- The UK's dedicated running injury site, fuelling your recovery with essential recovery info and great deals on all things running
Vibram barefoot running controversy heats up
The fall-out around the recent Vibram USA lawsuit continues to dominate the running world. The lawsuit alleged that the barefoot brand had made false and unsubstantiated claims about the health benefits of its footwear.
- This was a lawsuit about an advertising campaign, not a style of running shoes, writes Peter Vigneron of Outside Online. It’s an unfortunate affair, he argues, not least as minimalist shoes are in his view better than normal shoes.
- The jury’s still out, notes Matt McCarthy. Some recent evidence indicates that barefoot-style footwear may be associated with a reduction in knee injuries. But that may be at the expense of greater stress on the Achilles tendon.
- As the Vibram affair blew up, attention swiftly turned to Chris McDougall of Born To Run (Wikipedia | Amazon) fame. McDougall noted, in an interview with Jon Gugala, that he was hoping for some kind of popular response when he wrote the book. But he wasn’t anticipating was minimalist and barefoot running. In fact, the chapter on running shoe brands’ claims about injury prevention almost didn’t make the final cut, as the quote below illustrates.
That chapter on running shoes? I was really on the fence as to whether to keep it in. I was on the verge of chopping it out, because it seemed to me to be the driest part of the book.
Background to the Vibram barefoot running lawsuit
Two weeks ago news emerged that Vibram USA had agreed to settle a lawsuit over the health benefits of its running shoes. The lawsuit alleged that the had company had made false and unsubstantiated claims about the health benefits of footwear like the glove-like FiveFingers model. As reported by Matt McCue in Runner’s World, Vibram settled to put the matter to rest and avoid any additional legal expenses and made the following statement in its court brief:

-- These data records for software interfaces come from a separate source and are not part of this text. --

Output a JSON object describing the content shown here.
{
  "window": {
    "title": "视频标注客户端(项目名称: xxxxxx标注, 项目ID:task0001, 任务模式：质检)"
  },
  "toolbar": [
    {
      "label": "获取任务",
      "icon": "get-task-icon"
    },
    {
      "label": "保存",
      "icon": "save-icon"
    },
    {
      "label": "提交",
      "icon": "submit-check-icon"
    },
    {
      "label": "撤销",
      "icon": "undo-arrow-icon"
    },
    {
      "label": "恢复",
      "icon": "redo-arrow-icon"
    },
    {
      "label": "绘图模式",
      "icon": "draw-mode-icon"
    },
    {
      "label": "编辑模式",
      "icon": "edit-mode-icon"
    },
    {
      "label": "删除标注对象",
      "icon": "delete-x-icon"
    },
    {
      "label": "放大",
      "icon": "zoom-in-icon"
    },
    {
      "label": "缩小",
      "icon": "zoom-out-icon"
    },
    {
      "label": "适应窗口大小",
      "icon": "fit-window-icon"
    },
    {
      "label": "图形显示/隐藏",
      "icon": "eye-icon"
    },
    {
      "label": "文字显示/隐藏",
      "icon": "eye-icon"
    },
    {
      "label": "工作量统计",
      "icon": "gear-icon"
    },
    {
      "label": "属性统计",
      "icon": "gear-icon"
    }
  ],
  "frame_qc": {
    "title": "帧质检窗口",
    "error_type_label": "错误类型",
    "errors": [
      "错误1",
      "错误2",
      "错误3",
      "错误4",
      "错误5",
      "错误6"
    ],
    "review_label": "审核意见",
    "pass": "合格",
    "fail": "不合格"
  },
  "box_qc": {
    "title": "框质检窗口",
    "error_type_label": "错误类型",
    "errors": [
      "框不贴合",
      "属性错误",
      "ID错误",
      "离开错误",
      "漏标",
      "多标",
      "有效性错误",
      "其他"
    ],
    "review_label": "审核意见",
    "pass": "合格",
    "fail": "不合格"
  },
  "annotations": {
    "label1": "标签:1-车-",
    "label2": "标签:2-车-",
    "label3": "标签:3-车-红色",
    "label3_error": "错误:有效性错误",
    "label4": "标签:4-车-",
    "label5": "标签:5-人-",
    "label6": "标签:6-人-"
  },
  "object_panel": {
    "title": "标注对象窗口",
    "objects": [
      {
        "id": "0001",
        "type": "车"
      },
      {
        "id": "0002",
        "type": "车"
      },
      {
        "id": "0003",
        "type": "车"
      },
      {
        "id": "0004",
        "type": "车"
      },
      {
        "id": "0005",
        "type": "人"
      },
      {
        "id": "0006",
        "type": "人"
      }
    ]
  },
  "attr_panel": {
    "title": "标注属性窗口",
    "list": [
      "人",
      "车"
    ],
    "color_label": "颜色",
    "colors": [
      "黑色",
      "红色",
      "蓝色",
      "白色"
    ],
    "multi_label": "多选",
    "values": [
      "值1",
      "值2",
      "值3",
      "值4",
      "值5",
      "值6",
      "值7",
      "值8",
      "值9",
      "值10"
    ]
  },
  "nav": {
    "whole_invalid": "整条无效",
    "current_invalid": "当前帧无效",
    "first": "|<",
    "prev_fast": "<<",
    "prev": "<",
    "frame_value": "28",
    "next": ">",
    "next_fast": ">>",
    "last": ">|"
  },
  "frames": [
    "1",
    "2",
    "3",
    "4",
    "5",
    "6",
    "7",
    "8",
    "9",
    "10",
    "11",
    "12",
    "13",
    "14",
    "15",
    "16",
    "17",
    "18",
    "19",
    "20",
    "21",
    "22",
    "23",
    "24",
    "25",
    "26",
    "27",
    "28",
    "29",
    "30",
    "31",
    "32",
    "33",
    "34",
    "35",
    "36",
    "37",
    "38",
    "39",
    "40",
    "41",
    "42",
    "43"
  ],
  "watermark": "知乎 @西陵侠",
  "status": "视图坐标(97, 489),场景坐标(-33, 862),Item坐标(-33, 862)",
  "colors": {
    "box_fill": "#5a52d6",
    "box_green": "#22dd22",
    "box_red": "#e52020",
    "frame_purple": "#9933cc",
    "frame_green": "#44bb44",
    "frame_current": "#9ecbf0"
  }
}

Vibram expressly denied and continues to deny any wrongdoing alleged in the Actions, and neither admits nor concedes any actual or potential fault, wrongdoing or liability.
More on the Vibram barefoot running affair
Vibram barefoot running controversy
Latest coverage of the Vibram barefoot running injury controversy
Excellent account of the controversy. As Matt McCarthy puts it, the jury is still out:
"Last week's class-action settlement by Vibram, an Italian footwear manufacturer known for making silly-looking lightweight running shoes, recalls the recent case against Sketchers, a company that agreed to pay out $40 million after falsely claiming that walking in its product would give you Kim Kardashian's bootie."
Straight no-frills coverage from Runner's World:
"Vibram USA, the company that makes FiveFingers running shoes, has agreed to settle a lawsuit that alleged the company made false and unsubstantiated claims about the health benefits of its glove-like footwear. According to the court filings, Vibram settled to put the matter to rest and avoid any additional legal expenses."
Nice collection of Born To Run-related quotes in this Deadspin article:
"In 2009, Chris McDougall published, an account of his adventures in the remote canyons of Mexico. From his travelogue was birthed an industry-shifting movement that re-examined everything once accepted as gospel truth about running shoes. One of the uglier fruits of that movement: the Vibram FiveFingers shoe, a foot condom that enjoyed a brief, inexplicable vogue thanks to the minimalist-shoe fad."
An interesting take from Outside Online. As it puts it, "this was a lawsuit about an advertising campaign, not a style of running shoes".
"There's been a certain gleefulness in response to the news that Vibram has settled a class-action lawsuit over its FiveFingers running shoes for $3.75 million. The FiveFingers have always been ridiculous looking, but now (finally!) there's proof that they're not even good for you."